Especially when it comes to procuring cutting-edge technology or innovative solutions, procurement teams are beginning to replace the traditional RFP (which provides a list of predetermined specifications) with a problem-focused approach, which presents the challenge to be solved and gives vendors flexibility to propose solutions.
Best value procurement and other innovative methods deliver better solutions at a better price, which is good news for healthcare organizations and the patients they serve.
However it only makes procurement’s job harder. They must involve more stakeholders and ensure well-balanced and clearly specified criteria, while controlling costs and maintaining compliance to rules and regulations — and for many teams, they are doing it all over email, Excel, and paper.
While digitization is well underway in frontline healthcare, it has lagged when it comes to the administrative functions of the organization, leaving much of the RFP process to be conducted offline. This results in high administrative demands on procurement teams, as well as a risk of errors or delays in the process. The sheer amount of time it takes to conduct manual data entry and manage evaluators by email means that many teams have limited capacity to take on strategic procurement projects.
Bringing the bid and RFP evaluation process online eliminates mountains of paperwork from buyers’ desks, cutting the amount of time spent on manual projects by half.
Leading sourcing platforms go beyond efficiency gains to provide workflows and tools that make it easier to manage best value evaluations of RFPs. Here’s how:
RFP decisions often depend on the input of several individuals across the organization, including clinicians, facilities managers, administrators, and others.
eSourcing platforms provide one online location to engage evaluators and centralize communication.
For evaluators, it means that they can log into one platform to find, review, and score relevant proposal documents at their convenience.
For bid administrators, it means that their inboxes are free from lengthy email chains, and their to-do lists are free of manual tasks like scorecard creation, distribution, and tabulation.

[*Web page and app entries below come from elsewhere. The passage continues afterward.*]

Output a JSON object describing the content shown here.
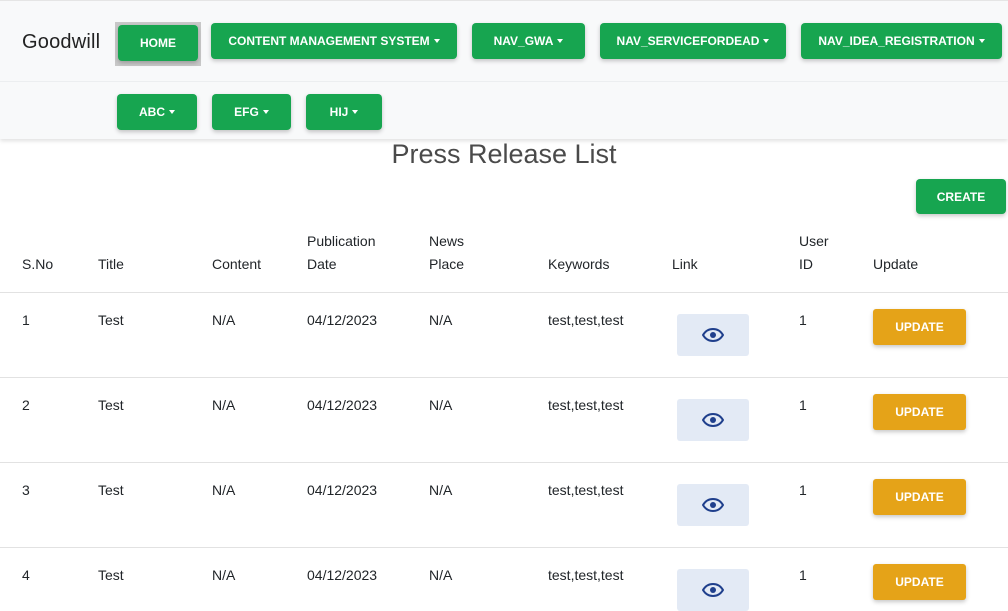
{
  "brand": "Goodwill",
  "nav": {
    "home": "HOME",
    "cms": "CONTENT MANAGEMENT SYSTEM",
    "gwa": "NAV_GWA",
    "service": "NAV_SERVICEFORDEAD",
    "idea": "NAV_IDEA_REGISTRATION",
    "abc": "ABC",
    "efg": "EFG",
    "hij": "HIJ"
  },
  "page_title": "Press Release List",
  "create_label": "CREATE",
  "table": {
    "headers": {
      "sno": "S.No",
      "title": "Title",
      "content": "Content",
      "pub_line1": "Publication",
      "pub_line2": "Date",
      "place_line1": "News",
      "place_line2": "Place",
      "keywords": "Keywords",
      "link": "Link",
      "user_line1": "User",
      "user_line2": "ID",
      "update": "Update"
    },
    "rows": [
      {
        "sno": "1",
        "title": "Test",
        "content": "N/A",
        "date": "04/12/2023",
        "place": "N/A",
        "keywords": "test,test,test",
        "user_id": "1",
        "update": "UPDATE"
      },
      {
        "sno": "2",
        "title": "Test",
        "content": "N/A",
        "date": "04/12/2023",
        "place": "N/A",
        "keywords": "test,test,test",
        "user_id": "1",
        "update": "UPDATE"
      },
      {
        "sno": "3",
        "title": "Test",
        "content": "N/A",
        "date": "04/12/2023",
        "place": "N/A",
        "keywords": "test,test,test",
        "user_id": "1",
        "update": "UPDATE"
      },
      {
        "sno": "4",
        "title": "Test",
        "content": "N/A",
        "date": "04/12/2023",
        "place": "N/A",
        "keywords": "test,test,test",
        "user_id": "1",
        "update": "UPDATE"
      }
    ]
  },
  "colors": {
    "nav_green": "#17a550",
    "update_orange": "#e5a318",
    "eye_button_bg": "#e3eaf5",
    "eye_icon": "#1f3f8c"
  },
  "icons": {
    "link": "eye-icon"
  }
}
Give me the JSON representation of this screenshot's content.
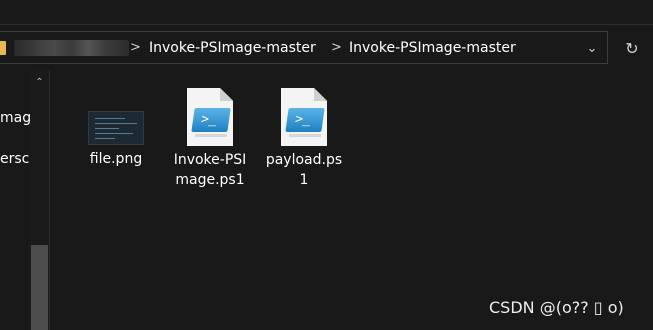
{
  "address": {
    "crumbs": [
      "Invoke-PSImage-master",
      "Invoke-PSImage-master"
    ],
    "separator": ">",
    "dropdown_icon": "⌄",
    "refresh_icon": "↻"
  },
  "nav": {
    "items": [
      "mage",
      "ersc"
    ],
    "scroll_up_icon": "⌃"
  },
  "files": [
    {
      "name": "file.png",
      "icon": "png-thumbnail-icon"
    },
    {
      "name": "Invoke-PSImage.ps1",
      "icon": "powershell-script-icon"
    },
    {
      "name": "payload.ps1",
      "icon": "powershell-script-icon"
    }
  ],
  "ps_glyph": ">_",
  "watermark": "CSDN @(o?? ▯ o)",
  "colors": {
    "background": "#191919",
    "folder": "#e8b84a",
    "powershell_blue": "#1f7fc1"
  }
}
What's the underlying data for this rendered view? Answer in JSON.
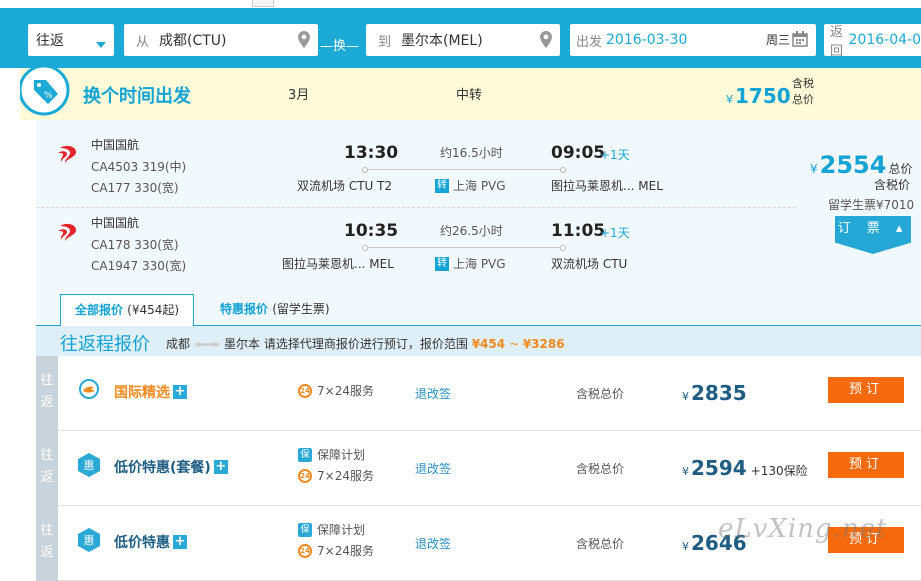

With clear visibility into evaluators’ scoring progress and automatic score tabulation, bid administrators can focus on facilitating best value decisions, rather than managing administrivia.
Bid administrators’ time is best spent on the difficult task of understanding stakeholder needs and properly balancing scoring rubrics — not on manually copy-and-pasting scores or checking vendor submissions for completeness.
Sourcing software platforms allow procurement teams to set custom weighted criteria, collect structured vendor responses, and automatically collect and tabulate scores, saving administrative labour at each step.
Evaluation tools automatically format large amounts of information, attributes, and specifications side-by-side for ease of comparison and scoring, so decisions are made with all the necessary information at hand.
In a 2016 survey across Council of Academic Hospitals of Ontario (CAHO) members, 76 percent of respondents reported policies, directives, and procurement regulations as “major hurdles” to adopting innovation within their companies.
Sourcing platforms can’t change the laws that procurement teams must adhere to, but they can support procurement teams’ efforts by providing customizable built-in controls throughout the process. For example, online Conflict of Interest form collection makes it easy to ensure evaluators’ impartiality before they are granted access to proposal documents. Sourcing platforms also provide centralized digital records of every step in the decision to protect the organization from legal challenge and make it easy to respond to vendor debriefs.
Procurement teams have an unprecedented opportunity to provide value to their organizations through leading practices such as best value procurement. Sourcing software makes it easier to manage the evaluation of healthcare bids and RFPs.
Lindsay Kroes | Bonfire Interactive